_WORK TO BE COMPLETED_
Once the images are set aside, output the listing exactly as it stands.

Start of RECORDED DATA

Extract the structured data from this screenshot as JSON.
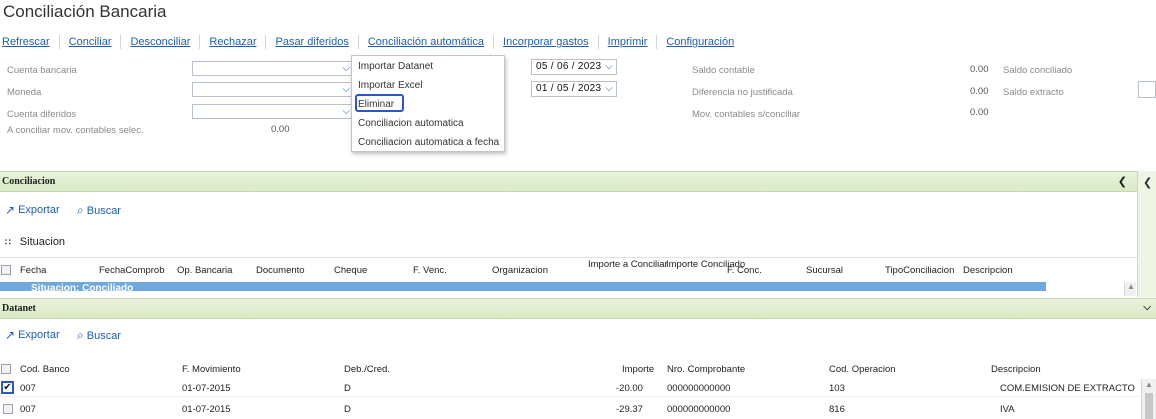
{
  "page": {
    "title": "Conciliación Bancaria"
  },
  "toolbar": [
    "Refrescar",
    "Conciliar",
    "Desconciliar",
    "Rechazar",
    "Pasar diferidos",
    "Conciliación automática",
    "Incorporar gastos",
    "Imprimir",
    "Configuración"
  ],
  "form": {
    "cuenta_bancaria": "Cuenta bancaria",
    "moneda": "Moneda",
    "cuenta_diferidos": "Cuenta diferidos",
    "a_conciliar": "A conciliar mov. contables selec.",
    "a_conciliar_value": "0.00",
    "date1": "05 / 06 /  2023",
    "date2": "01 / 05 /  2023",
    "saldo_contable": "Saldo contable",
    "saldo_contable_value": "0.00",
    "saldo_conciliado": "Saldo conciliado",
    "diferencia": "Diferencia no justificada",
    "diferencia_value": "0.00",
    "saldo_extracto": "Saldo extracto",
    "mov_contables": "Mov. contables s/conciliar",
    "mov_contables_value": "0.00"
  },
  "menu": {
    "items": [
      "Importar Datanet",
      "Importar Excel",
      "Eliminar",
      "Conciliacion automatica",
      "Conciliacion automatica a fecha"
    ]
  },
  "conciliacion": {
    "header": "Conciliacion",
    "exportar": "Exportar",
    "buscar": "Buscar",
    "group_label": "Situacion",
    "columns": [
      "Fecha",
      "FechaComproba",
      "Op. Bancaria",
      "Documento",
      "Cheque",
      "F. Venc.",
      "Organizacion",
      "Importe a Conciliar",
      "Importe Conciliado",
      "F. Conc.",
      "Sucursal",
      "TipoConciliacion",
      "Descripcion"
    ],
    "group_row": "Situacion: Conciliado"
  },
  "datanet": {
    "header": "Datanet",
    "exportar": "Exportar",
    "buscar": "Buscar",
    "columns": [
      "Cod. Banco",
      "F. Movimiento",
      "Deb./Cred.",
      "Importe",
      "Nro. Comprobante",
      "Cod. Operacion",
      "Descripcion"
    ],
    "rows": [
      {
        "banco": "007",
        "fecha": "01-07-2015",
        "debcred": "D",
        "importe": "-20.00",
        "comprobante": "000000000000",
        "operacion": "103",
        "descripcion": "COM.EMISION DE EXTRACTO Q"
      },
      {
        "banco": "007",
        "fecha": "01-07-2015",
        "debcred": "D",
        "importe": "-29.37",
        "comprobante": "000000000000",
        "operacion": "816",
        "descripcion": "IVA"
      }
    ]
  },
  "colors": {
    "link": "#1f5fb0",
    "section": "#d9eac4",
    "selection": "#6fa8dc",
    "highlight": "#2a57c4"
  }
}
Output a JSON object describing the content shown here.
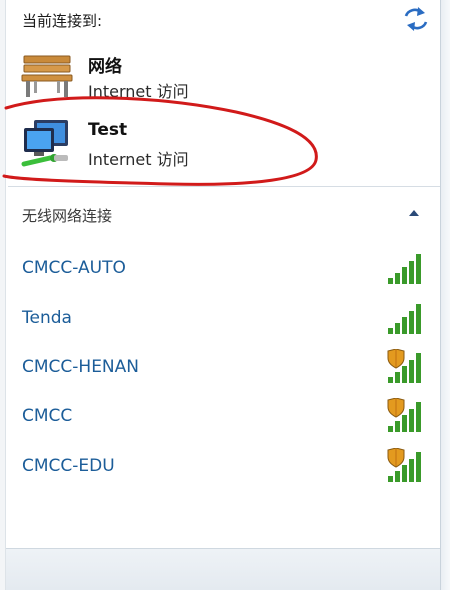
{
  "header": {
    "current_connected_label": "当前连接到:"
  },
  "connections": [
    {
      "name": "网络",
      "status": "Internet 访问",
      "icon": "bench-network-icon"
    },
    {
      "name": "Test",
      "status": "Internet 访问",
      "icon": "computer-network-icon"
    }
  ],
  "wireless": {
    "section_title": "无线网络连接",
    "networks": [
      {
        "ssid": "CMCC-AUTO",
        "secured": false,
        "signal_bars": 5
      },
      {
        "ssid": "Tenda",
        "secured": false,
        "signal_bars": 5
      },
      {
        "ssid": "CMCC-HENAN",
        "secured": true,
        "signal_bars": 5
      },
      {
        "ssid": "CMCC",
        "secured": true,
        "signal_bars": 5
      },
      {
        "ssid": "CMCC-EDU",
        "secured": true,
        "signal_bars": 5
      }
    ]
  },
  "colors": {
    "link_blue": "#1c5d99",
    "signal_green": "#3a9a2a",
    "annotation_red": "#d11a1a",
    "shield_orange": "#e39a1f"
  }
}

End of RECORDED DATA

_TASK SOLUTION_
Extract the structured data from this screenshot as JSON.
{
  "page": {
    "title": "Conciliación Bancaria"
  },
  "toolbar": [
    "Refrescar",
    "Conciliar",
    "Desconciliar",
    "Rechazar",
    "Pasar diferidos",
    "Conciliación automática",
    "Incorporar gastos",
    "Imprimir",
    "Configuración"
  ],
  "form": {
    "cuenta_bancaria": "Cuenta bancaria",
    "moneda": "Moneda",
    "cuenta_diferidos": "Cuenta diferidos",
    "a_conciliar": "A conciliar mov. contables selec.",
    "a_conciliar_value": "0.00",
    "date1": "05 / 06 /  2023",
    "date2": "01 / 05 /  2023",
    "saldo_contable": "Saldo contable",
    "saldo_contable_value": "0.00",
    "saldo_conciliado": "Saldo conciliado",
    "diferencia": "Diferencia no justificada",
    "diferencia_value": "0.00",
    "saldo_extracto": "Saldo extracto",
    "mov_contables": "Mov. contables s/conciliar",
    "mov_contables_value": "0.00"
  },
  "menu": {
    "items": [
      "Importar Datanet",
      "Importar Excel",
      "Eliminar",
      "Conciliacion automatica",
      "Conciliacion automatica a fecha"
    ]
  },
  "conciliacion": {
    "header": "Conciliacion",
    "exportar": "Exportar",
    "buscar": "Buscar",
    "group_label": "Situacion",
    "columns": [
      "Fecha",
      "FechaComproba",
      "Op. Bancaria",
      "Documento",
      "Cheque",
      "F. Venc.",
      "Organizacion",
      "Importe a Conciliar",
      "Importe Conciliado",
      "F. Conc.",
      "Sucursal",
      "TipoConciliacion",
      "Descripcion"
    ],
    "group_row": "Situacion: Conciliado"
  },
  "datanet": {
    "header": "Datanet",
    "exportar": "Exportar",
    "buscar": "Buscar",
    "columns": [
      "Cod. Banco",
      "F. Movimiento",
      "Deb./Cred.",
      "Importe",
      "Nro. Comprobante",
      "Cod. Operacion",
      "Descripcion"
    ],
    "rows": [
      {
        "banco": "007",
        "fecha": "01-07-2015",
        "debcred": "D",
        "importe": "-20.00",
        "comprobante": "000000000000",
        "operacion": "103",
        "descripcion": "COM.EMISION DE EXTRACTO Q"
      },
      {
        "banco": "007",
        "fecha": "01-07-2015",
        "debcred": "D",
        "importe": "-29.37",
        "comprobante": "000000000000",
        "operacion": "816",
        "descripcion": "IVA"
      }
    ]
  },
  "colors": {
    "link": "#1f5fb0",
    "section": "#d9eac4",
    "selection": "#6fa8dc",
    "highlight": "#2a57c4"
  }
}
Output a JSON object describing the content shown here.
{
  "header": {
    "current_connected_label": "当前连接到:"
  },
  "connections": [
    {
      "name": "网络",
      "status": "Internet 访问",
      "icon": "bench-network-icon"
    },
    {
      "name": "Test",
      "status": "Internet 访问",
      "icon": "computer-network-icon"
    }
  ],
  "wireless": {
    "section_title": "无线网络连接",
    "networks": [
      {
        "ssid": "CMCC-AUTO",
        "secured": false,
        "signal_bars": 5
      },
      {
        "ssid": "Tenda",
        "secured": false,
        "signal_bars": 5
      },
      {
        "ssid": "CMCC-HENAN",
        "secured": true,
        "signal_bars": 5
      },
      {
        "ssid": "CMCC",
        "secured": true,
        "signal_bars": 5
      },
      {
        "ssid": "CMCC-EDU",
        "secured": true,
        "signal_bars": 5
      }
    ]
  },
  "colors": {
    "link_blue": "#1c5d99",
    "signal_green": "#3a9a2a",
    "annotation_red": "#d11a1a",
    "shield_orange": "#e39a1f"
  }
}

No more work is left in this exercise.